Helena who has no lover and is undesirable in Athens becomes the focus of both men in the forest, who declare undying love for her. While Lysander is awakened from this particular dream, Demetrius remains in trance permanently. Dream in this instance can suggest that love is an illusion and Summers (1984) agrees that This dream presents love in an astonishing number of kinds or forms as fantasy or illusion, infatuation, obsession but similar to a dream various issues within the play weave its way to another with blurred lines and vision and little explanation offered.
The last act is almost a parody of a dream. The wedding celebrations are in full swing and the mechanicals and performing their play of Thisbe and Pyramus for the newlyweds. We not only have a play within a play, we have an audience watching an audience (the newlyweds). The performance is interrupted several times by the actors (mechanicals) to provide commentary on their play and also by the newlyweds who comment on the play. The strangeness of the situation is reminiscent of dreams where one is a bystander in ones own dream watching as scenarios unfold. The bizarre performance seen by both audiences can very much be compared to a dream.
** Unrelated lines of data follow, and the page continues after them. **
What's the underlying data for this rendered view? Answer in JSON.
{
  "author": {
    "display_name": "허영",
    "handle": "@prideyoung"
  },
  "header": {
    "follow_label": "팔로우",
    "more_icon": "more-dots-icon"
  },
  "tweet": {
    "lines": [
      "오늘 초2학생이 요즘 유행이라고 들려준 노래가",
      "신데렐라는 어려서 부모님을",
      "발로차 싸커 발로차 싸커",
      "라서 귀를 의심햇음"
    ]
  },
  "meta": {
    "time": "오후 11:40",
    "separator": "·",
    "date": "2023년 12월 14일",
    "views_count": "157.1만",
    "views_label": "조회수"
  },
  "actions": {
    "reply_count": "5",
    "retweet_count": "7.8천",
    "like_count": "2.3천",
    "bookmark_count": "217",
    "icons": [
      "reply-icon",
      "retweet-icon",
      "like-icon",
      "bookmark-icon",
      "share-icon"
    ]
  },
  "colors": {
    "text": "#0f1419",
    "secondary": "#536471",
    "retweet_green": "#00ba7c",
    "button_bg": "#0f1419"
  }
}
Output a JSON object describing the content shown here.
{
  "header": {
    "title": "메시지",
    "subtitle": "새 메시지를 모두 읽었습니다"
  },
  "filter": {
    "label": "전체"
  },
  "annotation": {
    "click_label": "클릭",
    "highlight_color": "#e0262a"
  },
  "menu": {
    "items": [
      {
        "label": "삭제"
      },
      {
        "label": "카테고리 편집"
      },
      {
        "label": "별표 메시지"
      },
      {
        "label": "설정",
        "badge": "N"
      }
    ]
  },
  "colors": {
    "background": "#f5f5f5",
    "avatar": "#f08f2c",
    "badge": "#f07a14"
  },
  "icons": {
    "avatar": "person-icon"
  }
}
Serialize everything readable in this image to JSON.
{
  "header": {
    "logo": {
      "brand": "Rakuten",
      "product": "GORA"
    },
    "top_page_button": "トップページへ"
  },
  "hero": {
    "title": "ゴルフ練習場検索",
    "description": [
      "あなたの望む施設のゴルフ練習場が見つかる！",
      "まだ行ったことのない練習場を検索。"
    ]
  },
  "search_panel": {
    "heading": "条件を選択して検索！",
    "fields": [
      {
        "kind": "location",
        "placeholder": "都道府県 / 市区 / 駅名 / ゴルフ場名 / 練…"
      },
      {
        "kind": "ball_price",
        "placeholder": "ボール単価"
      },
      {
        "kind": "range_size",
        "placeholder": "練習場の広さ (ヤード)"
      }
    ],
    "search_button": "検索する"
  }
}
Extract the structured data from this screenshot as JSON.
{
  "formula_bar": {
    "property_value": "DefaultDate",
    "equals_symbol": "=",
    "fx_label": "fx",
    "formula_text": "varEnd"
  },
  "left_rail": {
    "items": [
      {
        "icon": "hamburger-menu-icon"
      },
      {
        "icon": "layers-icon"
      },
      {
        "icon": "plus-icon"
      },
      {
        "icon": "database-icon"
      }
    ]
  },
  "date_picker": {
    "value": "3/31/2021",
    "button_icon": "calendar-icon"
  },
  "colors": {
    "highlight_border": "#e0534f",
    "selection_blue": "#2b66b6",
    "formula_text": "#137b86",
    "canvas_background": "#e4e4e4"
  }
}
While all characters have left the forest it can be suggested that Athens is in a dreamlike state, the dream within a dream. It can allude to the thought that the wrongs in society cannot be righted until we expand our imagination. Dreams can reveal possibility but the complexity of realizing a vision remains in the dilemma that dreams are not accepted as truth but by their nature are dismissed as fairytale. This is a sentiment that Bottom expresses having awaked from his bizarre experience within the forest. Man is but an ass if he go about to expound this dream etc. Bottom is the only character within the play that weaves into both realities, he is Shakespeares Everyman (Bloom, 1998) he is the common ordinary man that experiences the effects of both societies in Athens he is the lovable fool, in the forest he is the object of affection for the queen. However in or out of the dream he remains the character, as constructed by Shakespeare, that the audience are captivated by and so it is Bottom that acknowledges the importance of dream
A Midsummer Nights Dream is a carefully constructed play that endeavors to reveal certain inequalities that exist within society subtly masked through the notion of dream. Shakespeare reveals these issues through the characters experiences within the imaginative creation of the fairy inhabited forest. As a result it is never clear if any of the characters are truly awake, again paralleling a thought that people are often blind to certain issues within society. It is not only a play that if full of humor and mischief it implores the audience to open their mind to possibility and vision.
Brooks, David Social Animal The New Yorker, viewed 27th October 2011